Bennet beat out considerable competition to be appointed to the seat by Governor Bill Ritter in 2009 and survived a difficult Democratic year to win a narrow election in 2010. He could be serving the next six years with a Democratic president and a Democratic Senate (majority may need VP’s vote).
As of the end of August, Democrats have a good chance to pick up a seat in Wisconsin, Illinois and Indiana. They are very competitive in New Hampshire and Pennsylvania and recent polls show a close race in North Carolina. Democrats need to hold Reid’s open seat in Nevada, which appears close. They need 5 seats if Hillary Clinton wins and 6 if Donald Trump wins.

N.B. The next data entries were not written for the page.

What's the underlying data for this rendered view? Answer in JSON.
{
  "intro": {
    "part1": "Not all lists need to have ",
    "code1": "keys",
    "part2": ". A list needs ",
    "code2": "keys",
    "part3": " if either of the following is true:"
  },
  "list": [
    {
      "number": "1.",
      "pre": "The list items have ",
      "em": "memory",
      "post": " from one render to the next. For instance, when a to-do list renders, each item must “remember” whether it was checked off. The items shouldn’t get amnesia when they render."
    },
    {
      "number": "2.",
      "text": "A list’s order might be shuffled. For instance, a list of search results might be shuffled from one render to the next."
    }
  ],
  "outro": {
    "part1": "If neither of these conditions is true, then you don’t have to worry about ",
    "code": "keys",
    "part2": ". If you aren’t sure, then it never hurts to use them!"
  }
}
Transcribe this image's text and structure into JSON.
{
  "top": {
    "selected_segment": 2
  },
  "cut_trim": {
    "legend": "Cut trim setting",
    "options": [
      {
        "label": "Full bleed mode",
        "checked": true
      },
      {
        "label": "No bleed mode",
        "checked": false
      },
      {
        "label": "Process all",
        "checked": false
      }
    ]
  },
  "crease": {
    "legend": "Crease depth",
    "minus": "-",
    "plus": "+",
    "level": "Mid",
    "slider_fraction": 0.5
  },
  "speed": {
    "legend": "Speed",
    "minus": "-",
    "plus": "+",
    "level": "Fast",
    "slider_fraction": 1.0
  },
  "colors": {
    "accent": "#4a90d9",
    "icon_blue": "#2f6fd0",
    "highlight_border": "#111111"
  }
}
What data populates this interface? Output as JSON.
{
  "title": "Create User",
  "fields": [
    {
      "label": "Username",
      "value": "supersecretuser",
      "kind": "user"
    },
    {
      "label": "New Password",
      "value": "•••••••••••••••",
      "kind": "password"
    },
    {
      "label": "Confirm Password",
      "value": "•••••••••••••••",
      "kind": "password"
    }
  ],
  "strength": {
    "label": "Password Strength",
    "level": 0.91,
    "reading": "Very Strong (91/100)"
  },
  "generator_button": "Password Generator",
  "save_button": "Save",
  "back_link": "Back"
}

Working for them is presidential turnout (tends to be more Democratic), the possibility Trump underperforms in many states with Republican senators at risk, and the simple fact Republicans have 24 seats to defend and the Democrats only have 10. The race to control the Senate, as of today, appears more competitive than the presidential race.